What is needed:
Please copy out every line in the records below that includes the word "deadline".

###

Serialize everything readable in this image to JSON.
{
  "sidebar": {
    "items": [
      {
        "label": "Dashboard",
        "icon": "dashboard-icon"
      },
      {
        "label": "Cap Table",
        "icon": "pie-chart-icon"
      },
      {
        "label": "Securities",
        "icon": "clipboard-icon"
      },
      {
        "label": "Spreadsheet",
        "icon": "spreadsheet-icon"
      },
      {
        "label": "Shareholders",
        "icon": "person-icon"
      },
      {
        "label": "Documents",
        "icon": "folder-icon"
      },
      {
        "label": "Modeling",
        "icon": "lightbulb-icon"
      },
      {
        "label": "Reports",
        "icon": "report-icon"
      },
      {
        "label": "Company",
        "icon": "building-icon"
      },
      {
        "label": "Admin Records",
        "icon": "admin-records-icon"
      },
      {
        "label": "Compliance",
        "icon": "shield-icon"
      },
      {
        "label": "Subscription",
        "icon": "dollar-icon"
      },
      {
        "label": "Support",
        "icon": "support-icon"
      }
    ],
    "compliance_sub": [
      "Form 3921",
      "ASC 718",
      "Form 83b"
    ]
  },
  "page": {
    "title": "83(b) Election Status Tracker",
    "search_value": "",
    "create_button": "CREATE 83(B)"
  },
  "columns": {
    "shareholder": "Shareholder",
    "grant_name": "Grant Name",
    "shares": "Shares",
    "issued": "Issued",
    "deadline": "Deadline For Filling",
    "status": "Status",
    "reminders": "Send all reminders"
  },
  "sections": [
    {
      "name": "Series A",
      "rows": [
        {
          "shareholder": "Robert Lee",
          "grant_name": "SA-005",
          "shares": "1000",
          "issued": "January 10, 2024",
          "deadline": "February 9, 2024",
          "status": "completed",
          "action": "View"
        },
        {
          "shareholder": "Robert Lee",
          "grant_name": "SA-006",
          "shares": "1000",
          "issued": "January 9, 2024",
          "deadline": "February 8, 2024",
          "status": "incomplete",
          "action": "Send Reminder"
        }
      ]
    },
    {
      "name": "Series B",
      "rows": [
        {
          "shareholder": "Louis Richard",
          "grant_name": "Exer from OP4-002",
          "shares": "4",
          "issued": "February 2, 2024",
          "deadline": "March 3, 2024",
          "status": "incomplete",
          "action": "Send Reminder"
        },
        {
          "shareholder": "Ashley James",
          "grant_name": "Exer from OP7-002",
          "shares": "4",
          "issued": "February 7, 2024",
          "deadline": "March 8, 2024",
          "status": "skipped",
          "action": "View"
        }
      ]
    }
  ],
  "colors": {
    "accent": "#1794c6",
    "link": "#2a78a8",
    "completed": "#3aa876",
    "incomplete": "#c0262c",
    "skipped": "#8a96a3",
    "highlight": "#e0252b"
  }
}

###

Output below:
    "deadline": "Deadline For Filling",
          "deadline": "February 9, 2024",
          "deadline": "February 8, 2024",
          "deadline": "March 3, 2024",
          "deadline": "March 8, 2024",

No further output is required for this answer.